Our Verdict 
Awesome! If you use a computer to store your music or movies (or both), you should check this one out
For 
Immense storage means better sound and vision for your digital media
easy to use
quiet
small
affordable
Against 
Nothing
Reviewed on
Don't worry, you haven't logged on to the wrong website. Here's why...   If you've got digital music on your computer, chances are you've made a trade-off over recording quality. If you've chosen the audio-first route, you'll be using Apple Lossless (or an uncompressed rival), which offers the best sound, at the expense of hard-disk space.   However, if your computer's storage capacity is more modest, you'll probably have opted for a more compressed option, such as 320kbps MP3, hoping to trade a little quality for a lot more music.    With Buffalo's TeraStation Live Network Attached Storage (NAS) box in your system, such compromises are irrelevant. Not when you've got one terabyte of hard-disk capacity to hand - that's over 1000GB, enough for 3000 Apple Lossless albums.   And that can make a big difference to your listening enjoyment: through our reference hi-fi, the Buffalo's better-quality music files clearly sound more spacious, open and musical.   Installation is simple. Hook it into your network using an Ethernet cable (it talks to both PCs and Macs), and it's ready to go.  Effective and easy to use Some of you might be saying, "But I can buy huge hard-disk storage like that for less cash?" True - but a simple external disk drive can't begin to rival the Buffalo's flexibility, not least because you don't have to turn on your computer to access its content.

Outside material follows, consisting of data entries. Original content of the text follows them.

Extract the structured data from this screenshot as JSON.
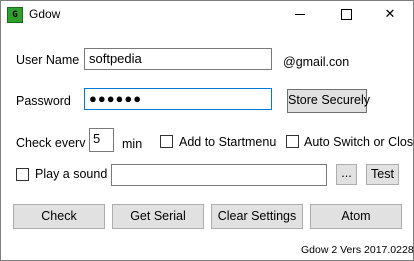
{
  "window": {
    "title": "Gdow",
    "icon_glyph": "G",
    "minimize_icon": "minimize-icon",
    "maximize_icon": "maximize-icon",
    "close_glyph": "✕"
  },
  "form": {
    "username_label": "User Name",
    "username_value": "softpedia",
    "domain_suffix": "@gmail.con",
    "password_label": "Password",
    "password_mask": "●●●●●●",
    "store_button": "Store Securely",
    "check_every_label": "Check everv",
    "check_every_value": "5",
    "min_label": "min",
    "add_startmenu_label": "Add to Startmenu",
    "auto_switch_label": "Auto Switch or Close",
    "play_sound_label": "Play a sound",
    "sound_path_value": "",
    "browse_button": "...",
    "test_button": "Test"
  },
  "actions": {
    "check": "Check",
    "get_serial": "Get Serial",
    "clear_settings": "Clear Settings",
    "atom": "Atom"
  },
  "footer": {
    "version": "Gdow 2 Vers 2017.0228"
  },
  "colors": {
    "accent": "#0078d7",
    "button_face": "#e1e1e1",
    "icon_green": "#2f9e2f"
  }
}
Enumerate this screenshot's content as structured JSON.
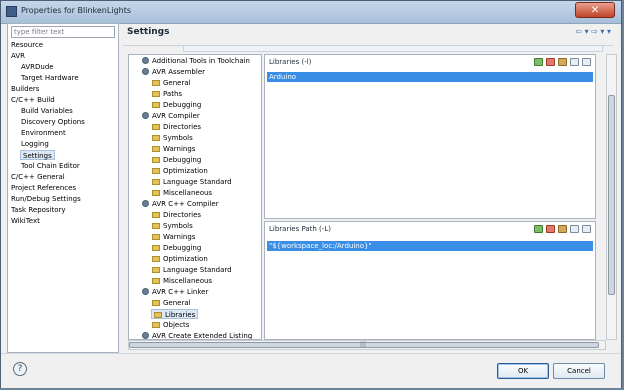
{
  "window": {
    "title": "Properties for BlinkenLights",
    "close_label": "✕"
  },
  "filter": {
    "placeholder": "type filter text"
  },
  "nav": {
    "items": [
      {
        "label": "Resource"
      },
      {
        "label": "AVR"
      },
      {
        "label": "AVRDude"
      },
      {
        "label": "Target Hardware"
      },
      {
        "label": "Builders"
      },
      {
        "label": "C/C++ Build"
      },
      {
        "label": "Build Variables"
      },
      {
        "label": "Discovery Options"
      },
      {
        "label": "Environment"
      },
      {
        "label": "Logging"
      },
      {
        "label": "Settings"
      },
      {
        "label": "Tool Chain Editor"
      },
      {
        "label": "C/C++ General"
      },
      {
        "label": "Project References"
      },
      {
        "label": "Run/Debug Settings"
      },
      {
        "label": "Task Repository"
      },
      {
        "label": "WikiText"
      }
    ]
  },
  "main": {
    "title": "Settings",
    "back_glyph": "⇦",
    "forward_glyph": "⇨",
    "menu_glyph": "▾"
  },
  "tree": {
    "nodes": [
      {
        "label": "Additional Tools in Toolchain"
      },
      {
        "label": "AVR Assembler"
      },
      {
        "label": "General"
      },
      {
        "label": "Paths"
      },
      {
        "label": "Debugging"
      },
      {
        "label": "AVR Compiler"
      },
      {
        "label": "Directories"
      },
      {
        "label": "Symbols"
      },
      {
        "label": "Warnings"
      },
      {
        "label": "Debugging"
      },
      {
        "label": "Optimization"
      },
      {
        "label": "Language Standard"
      },
      {
        "label": "Miscellaneous"
      },
      {
        "label": "AVR C++ Compiler"
      },
      {
        "label": "Directories"
      },
      {
        "label": "Symbols"
      },
      {
        "label": "Warnings"
      },
      {
        "label": "Debugging"
      },
      {
        "label": "Optimization"
      },
      {
        "label": "Language Standard"
      },
      {
        "label": "Miscellaneous"
      },
      {
        "label": "AVR C++ Linker"
      },
      {
        "label": "General"
      },
      {
        "label": "Libraries"
      },
      {
        "label": "Objects"
      },
      {
        "label": "AVR Create Extended Listing"
      }
    ]
  },
  "libraries": {
    "header": "Libraries (-l)",
    "items": [
      "Arduino"
    ]
  },
  "library_paths": {
    "header": "Libraries Path (-L)",
    "items": [
      "\"${workspace_loc:/Arduino}\""
    ]
  },
  "scrollbar": {
    "h_glyph": "|||"
  },
  "footer": {
    "help_glyph": "?",
    "ok_label": "OK",
    "cancel_label": "Cancel"
  }
}
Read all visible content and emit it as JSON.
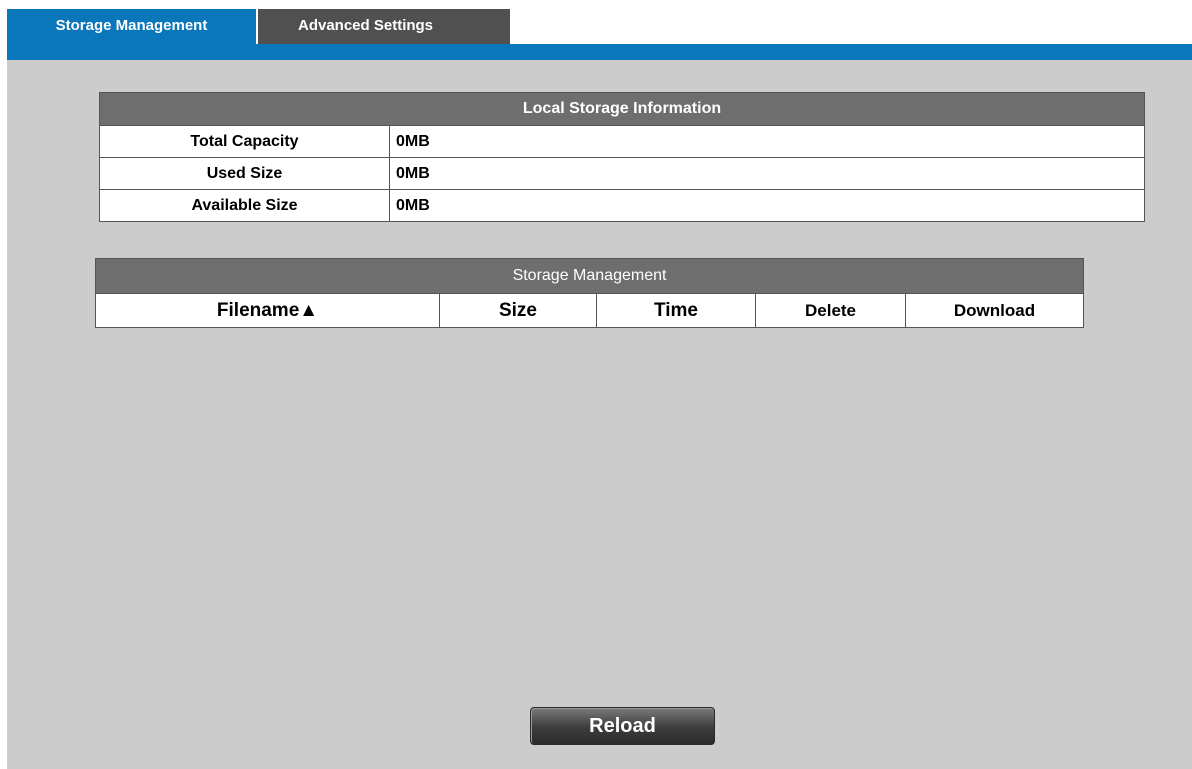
{
  "tabs": [
    {
      "label": "Storage Management",
      "active": true
    },
    {
      "label": "Advanced Settings",
      "active": false
    }
  ],
  "colors": {
    "accent": "#0a77bb",
    "header_bg": "#6e6e6e",
    "content_bg": "#cccccc",
    "inactive_tab": "#505050"
  },
  "local_storage": {
    "title": "Local Storage Information",
    "rows": [
      {
        "label": "Total Capacity",
        "value": "0MB"
      },
      {
        "label": "Used Size",
        "value": "0MB"
      },
      {
        "label": "Available Size",
        "value": "0MB"
      }
    ]
  },
  "storage_management": {
    "title": "Storage Management",
    "columns": [
      {
        "label": "Filename▲",
        "sort": "ascending"
      },
      {
        "label": "Size"
      },
      {
        "label": "Time"
      },
      {
        "label": "Delete"
      },
      {
        "label": "Download"
      }
    ],
    "rows": []
  },
  "reload_label": "Reload"
}
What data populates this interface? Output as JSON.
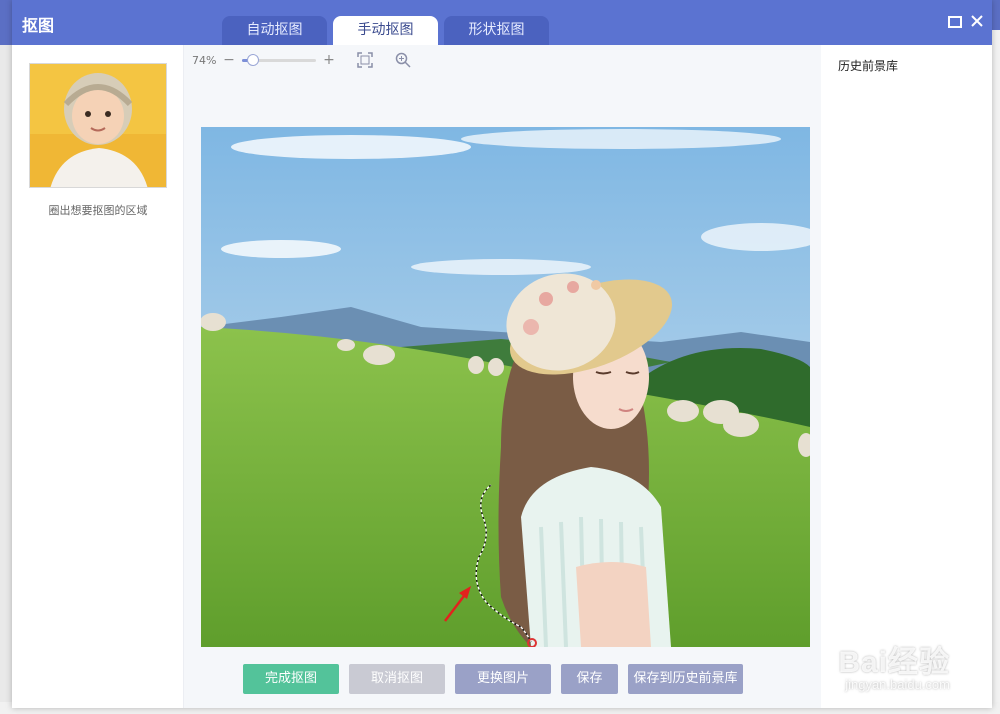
{
  "dialog": {
    "title": "抠图",
    "tabs": [
      {
        "label": "自动抠图",
        "active": false
      },
      {
        "label": "手动抠图",
        "active": true
      },
      {
        "label": "形状抠图",
        "active": false
      }
    ],
    "maximize_icon": "maximize-icon",
    "close_icon": "close-icon"
  },
  "left_panel": {
    "caption": "圈出想要抠图的区域"
  },
  "toolbar": {
    "zoom_value": "74%",
    "zoom_level": 0.15,
    "icons": [
      "zoom-out-icon",
      "zoom-in-icon",
      "fit-screen-icon",
      "magnifier-icon"
    ]
  },
  "actions": {
    "finish": "完成抠图",
    "cancel": "取消抠图",
    "replace": "更换图片",
    "save": "保存",
    "save_history": "保存到历史前景库"
  },
  "right_panel": {
    "title": "历史前景库"
  },
  "watermark": {
    "top": "Bai经验",
    "bottom": "jingyan.baidu.com"
  },
  "colors": {
    "titlebar": "#5b73d1",
    "finish_button": "#53c39a",
    "secondary_button": "#9aa1c7",
    "disabled_button": "#c9cad3"
  }
}
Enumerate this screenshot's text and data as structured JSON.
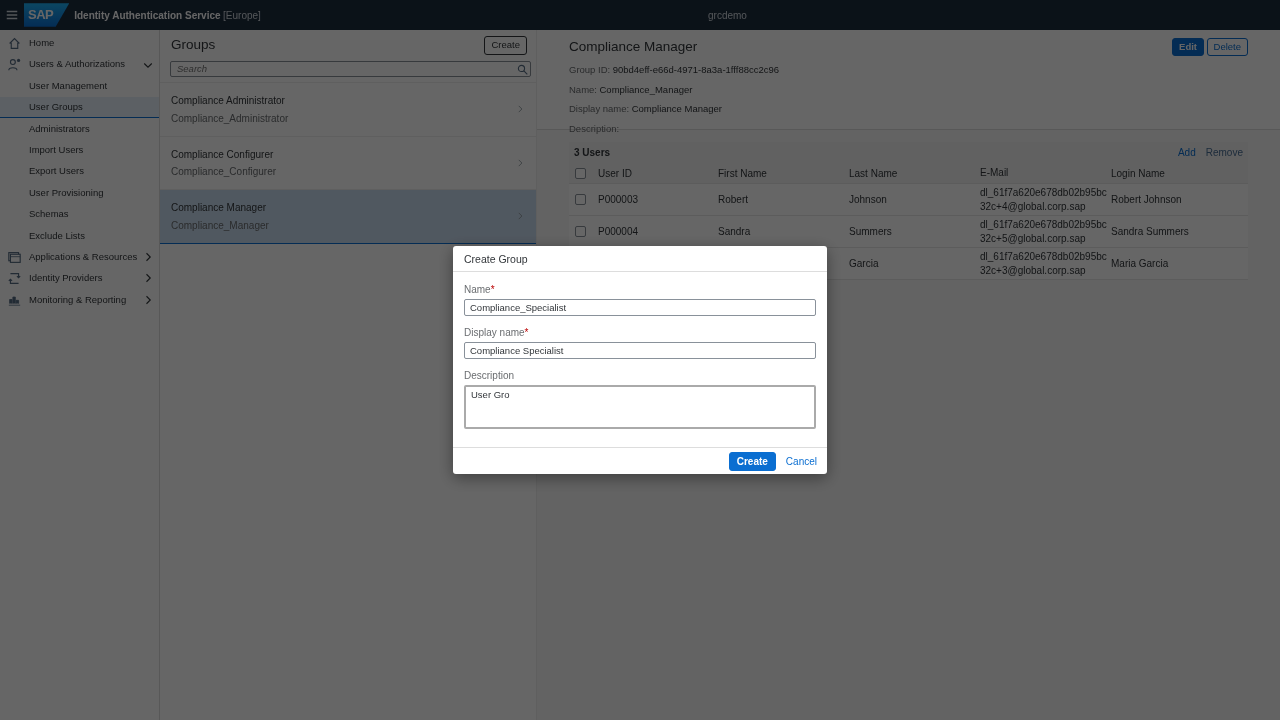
{
  "shell": {
    "logo": "SAP",
    "title": "Identity Authentication Service",
    "region": "[Europe]",
    "tenant": "grcdemo"
  },
  "sidebar": {
    "items": [
      {
        "label": "Home",
        "selected": false
      },
      {
        "label": "Users & Authorizations",
        "selected": false,
        "expanded": true,
        "children": [
          {
            "label": "User Management",
            "selected": false
          },
          {
            "label": "User Groups",
            "selected": true
          },
          {
            "label": "Administrators",
            "selected": false
          },
          {
            "label": "Import Users",
            "selected": false
          },
          {
            "label": "Export Users",
            "selected": false
          },
          {
            "label": "User Provisioning",
            "selected": false
          },
          {
            "label": "Schemas",
            "selected": false
          },
          {
            "label": "Exclude Lists",
            "selected": false
          }
        ]
      },
      {
        "label": "Applications & Resources",
        "selected": false,
        "expanded": false
      },
      {
        "label": "Identity Providers",
        "selected": false,
        "expanded": false
      },
      {
        "label": "Monitoring & Reporting",
        "selected": false,
        "expanded": false
      }
    ]
  },
  "groups": {
    "title": "Groups",
    "create_button": "Create",
    "search": {
      "placeholder": "Search"
    },
    "items": [
      {
        "title": "Compliance Administrator",
        "subtitle": "Compliance_Administrator",
        "selected": false
      },
      {
        "title": "Compliance Configurer",
        "subtitle": "Compliance_Configurer",
        "selected": false
      },
      {
        "title": "Compliance Manager",
        "subtitle": "Compliance_Manager",
        "selected": true
      }
    ]
  },
  "detail": {
    "title": "Compliance Manager",
    "buttons": [
      {
        "label": "Edit",
        "kind": "primary"
      },
      {
        "label": "Delete",
        "kind": "secondary"
      }
    ],
    "fields": [
      {
        "label": "Group ID:",
        "value": "90bd4eff-e66d-4971-8a3a-1fff88cc2c96"
      },
      {
        "label": "Name:",
        "value": "Compliance_Manager"
      },
      {
        "label": "Display name:",
        "value": "Compliance Manager"
      },
      {
        "label": "Description:"
      }
    ],
    "table": {
      "count": "3 Users",
      "actions": [
        {
          "label": "Add",
          "disabled": false
        },
        {
          "label": "Remove",
          "disabled": true
        }
      ],
      "columns": [
        "User ID",
        "First Name",
        "Last Name",
        "E-Mail",
        "Login Name"
      ],
      "header_checked": false,
      "rows": [
        {
          "checked": false,
          "cells": [
            "P000003",
            "Robert",
            "Johnson",
            "dl_61f7a620e678db02b95bc32c+4@global.corp.sap",
            "Robert Johnson"
          ]
        },
        {
          "checked": false,
          "cells": [
            "P000004",
            "Sandra",
            "Summers",
            "dl_61f7a620e678db02b95bc32c+5@global.corp.sap",
            "Sandra Summers"
          ]
        },
        {
          "cells": [
            null,
            null,
            "Garcia",
            "dl_61f7a620e678db02b95bc32c+3@global.corp.sap",
            "Maria Garcia"
          ]
        }
      ]
    }
  },
  "dialog": {
    "title": "Create Group",
    "fields": [
      {
        "label": "Name",
        "required_mark": "*",
        "kind": "input",
        "value": "Compliance_Specialist",
        "focused": false
      },
      {
        "label": "Display name",
        "required_mark": "*",
        "kind": "input",
        "value": "Compliance Specialist",
        "focused": false
      },
      {
        "label": "Description",
        "kind": "textarea",
        "value": "User Gro",
        "focused": true
      }
    ],
    "buttons": [
      {
        "label": "Create",
        "kind": "primary"
      },
      {
        "label": "Cancel",
        "kind": "link"
      }
    ]
  }
}
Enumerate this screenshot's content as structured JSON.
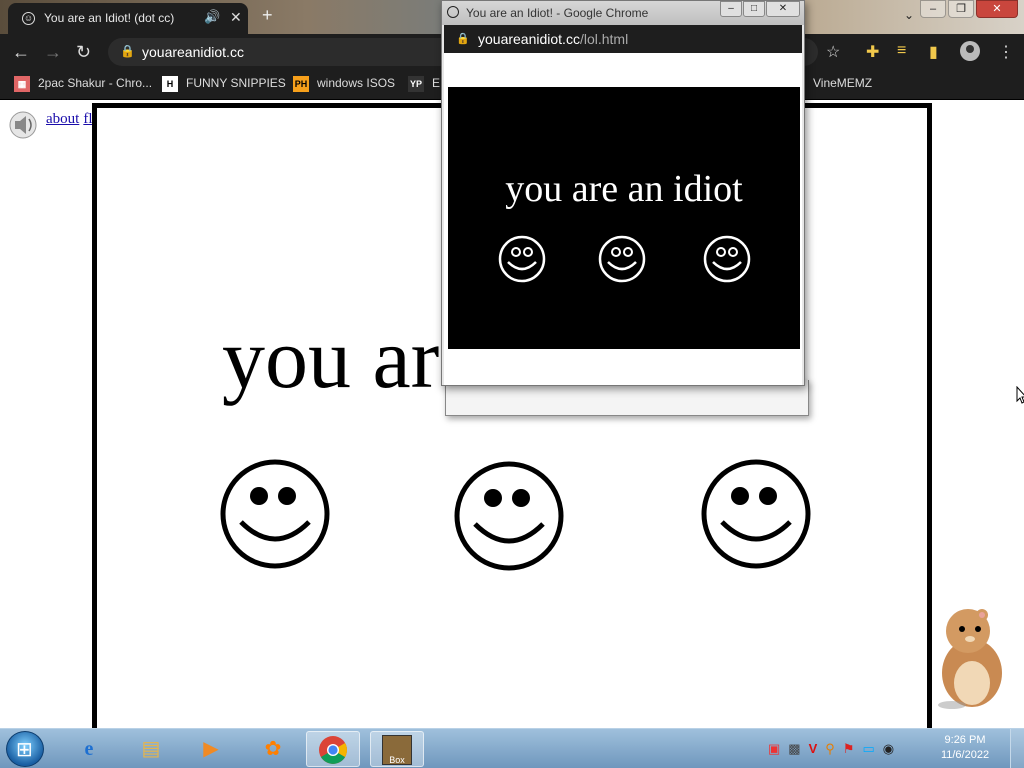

Its size and near-silent operation also make it living-room friendly.   The TeraStation Live also supports iTunes, making music transfer a doddle, and even complies with the DLNA (Digital Living Network Alliance) spec, allowing it to store videos, photos and music for replay on any suitable DLNA device. Amazingly, you can even remotely access its content, via Buffalo's website, www.buffaloNAS.com.   The TeraStation Live is a great device. It means anyone with an interest in storing digital music or video can enjoy much better quality. If that doesn't qualify it for inclusion in this mag, what does?